This one might be hard for some to do, but it comes quite natural to me, mainly because I'm pretty thick-skinned! hee :) Point is that it's often much more productive if you can day-dream aloud; in other words bounce your ideas with others; and in my case I pretty much share my ideas with anyone who's willing to listen. Some might have hesitation in sharing what they think is the next Big Thing. In my opinion, no one can have a rightful claim to a particular idea, unless they really invest their energy and time to act on it. So to me I have no qualms sharing them with others, and the benefits always outweigh the possible loss of "first-mover advantage". Chances are your ideas are not as new or not as revolutionary as you thought they are (and I always fall into this trap..hee), and your friends will be your best source of research, critic. Again, 旁观者清，当局者迷.
6. Just do it, if not share it!
The last point here isn't really about creativity, but rather about what one does with his/her creativity. An idea remains a thought experiment if it's not implemented. And I always feel this strong sense of indebtedness to my ideas, that if I don't have the time/resources to act on them, I shall share them with as many people as possible so that hopefully someone might be more suitable to fully realize the potential of the idea.
Once again, I ain't no expert. But I'd just like to share how I approach creativity and how I think there's actually a disciplined way of practicing idea-generation (I try my best to have at least one new idea a week). I'd just finish this post with one of my all-time fav quote (since my sec school days):

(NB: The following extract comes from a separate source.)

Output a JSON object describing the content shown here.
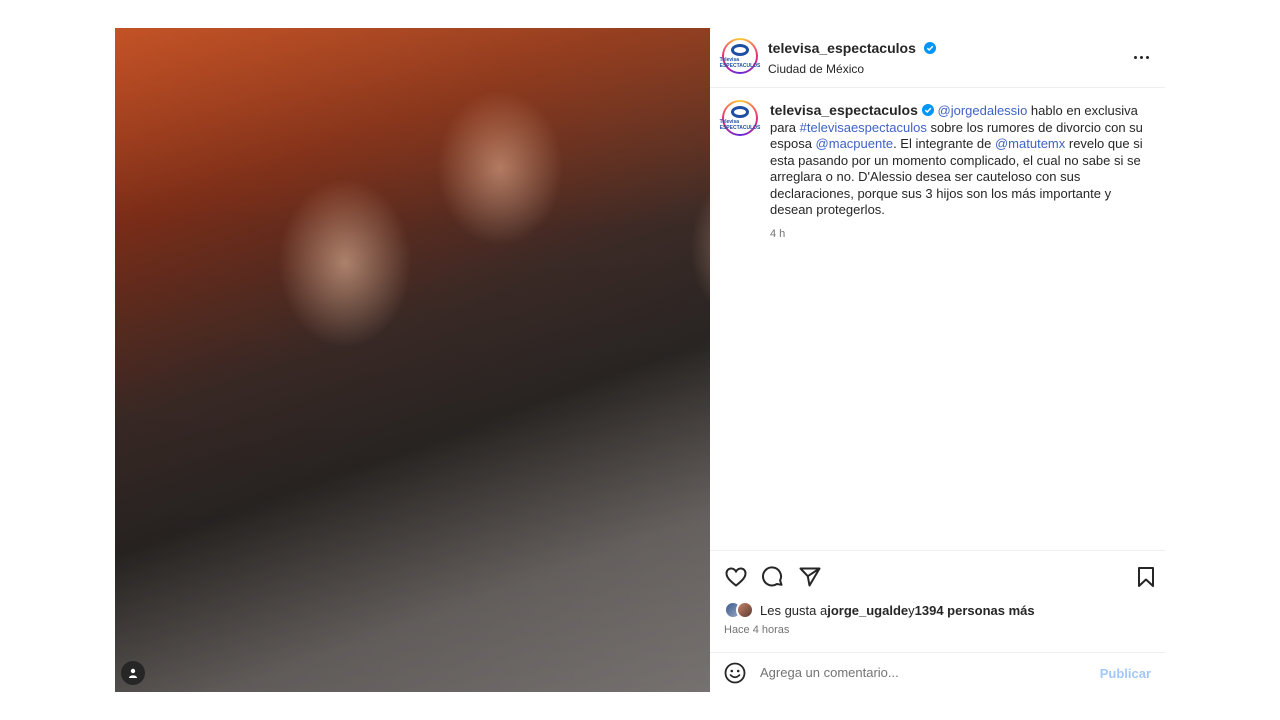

"Imagination is more important than knowledge. Knowledge is limited. Imagination encircles the universe." - Albeit Einstein
Dream on folks!